Wednesday, September 23, 2009

San Clemente

My blog entries are usually driven by current events, by material suggested or sent to me by others, or by whatever strikes my fancy. There's no real plan. Accordingly, I occasionally notice that I've unfairly ignored certain communities. It just happens. For instance, it turns out I've only posted about five images San Clemente over the past three years. My mea culpa begins with the 1950s postcard of Downtown San Clemente posted above.
This next photo shows beach parking at San Clemente in about 1928. From my own childhood, I seem to remember a big dirt parking lot. Today the lot is paved, landscaped, and well-lighted.
In the early days, developer Ole Hanson decreed that all buildings in San Clemente must conform to the town's slogan: "The Spanish Village of White Houses." Everything built was in a Spanish motif and featured white walls and red roofs. Perhaps you thought South County's planned communities and strict CC&Rs were something recent?


Randy Kraft said...

I love San Clemente !

That is one city with a hot bar scene !

Anonymous said...

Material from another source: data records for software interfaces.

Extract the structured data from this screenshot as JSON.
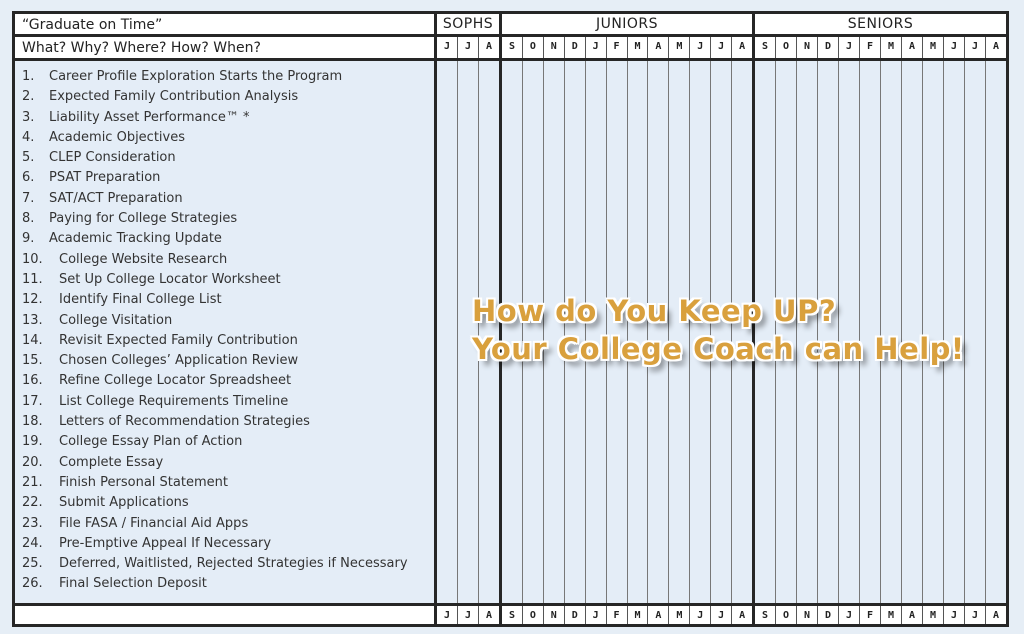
{
  "header": {
    "title": "“Graduate on Time”",
    "subtitle": "What? Why? Where? How? When?"
  },
  "sections": [
    {
      "label": "SOPHS",
      "months": [
        "J",
        "J",
        "A"
      ]
    },
    {
      "label": "JUNIORS",
      "months": [
        "S",
        "O",
        "N",
        "D",
        "J",
        "F",
        "M",
        "A",
        "M",
        "J",
        "J",
        "A"
      ]
    },
    {
      "label": "SENIORS",
      "months": [
        "S",
        "O",
        "N",
        "D",
        "J",
        "F",
        "M",
        "A",
        "M",
        "J",
        "J",
        "A"
      ]
    }
  ],
  "tasks": [
    {
      "num": "1.",
      "label": "Career Profile Exploration Starts the Program"
    },
    {
      "num": "2.",
      "label": "Expected Family Contribution Analysis"
    },
    {
      "num": "3.",
      "label": "Liability Asset Performance™ *"
    },
    {
      "num": "4.",
      "label": "Academic Objectives"
    },
    {
      "num": "5.",
      "label": "CLEP Consideration"
    },
    {
      "num": "6.",
      "label": "PSAT Preparation"
    },
    {
      "num": "7.",
      "label": "SAT/ACT Preparation"
    },
    {
      "num": "8.",
      "label": "Paying for College Strategies"
    },
    {
      "num": "9.",
      "label": "Academic Tracking Update"
    },
    {
      "num": "10.",
      "label": "College Website Research"
    },
    {
      "num": "11.",
      "label": "Set Up College Locator Worksheet"
    },
    {
      "num": "12.",
      "label": "Identify Final College List"
    },
    {
      "num": "13.",
      "label": "College Visitation"
    },
    {
      "num": "14.",
      "label": "Revisit Expected Family Contribution"
    },
    {
      "num": "15.",
      "label": "Chosen Colleges’ Application Review"
    },
    {
      "num": "16.",
      "label": "Refine College Locator Spreadsheet"
    },
    {
      "num": "17.",
      "label": "List College Requirements Timeline"
    },
    {
      "num": "18.",
      "label": "Letters of Recommendation Strategies"
    },
    {
      "num": "19.",
      "label": "College Essay Plan of Action"
    },
    {
      "num": "20.",
      "label": "Complete Essay"
    },
    {
      "num": "21.",
      "label": "Finish Personal Statement"
    },
    {
      "num": "22.",
      "label": "Submit Applications"
    },
    {
      "num": "23.",
      "label": "File FASA / Financial Aid Apps"
    },
    {
      "num": "24.",
      "label": "Pre-Emptive Appeal If Necessary"
    },
    {
      "num": "25.",
      "label": "Deferred, Waitlisted, Rejected Strategies if Necessary"
    },
    {
      "num": "26.",
      "label": "Final Selection Deposit"
    }
  ],
  "overlay": {
    "line1": "How do You Keep UP?",
    "line2": "Your College Coach can Help!",
    "color": "#d9a03d"
  }
}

If you're curious how CC&Rs and planned communities came to be, you might enjoy reading "Bourgeois Nightmares: Suburbia, 1870-1930" by Professor Robert M. Fogelson. The planning at Palos Verdes definitely helped set the tone in Southern California. It's a good read and available from Amazon.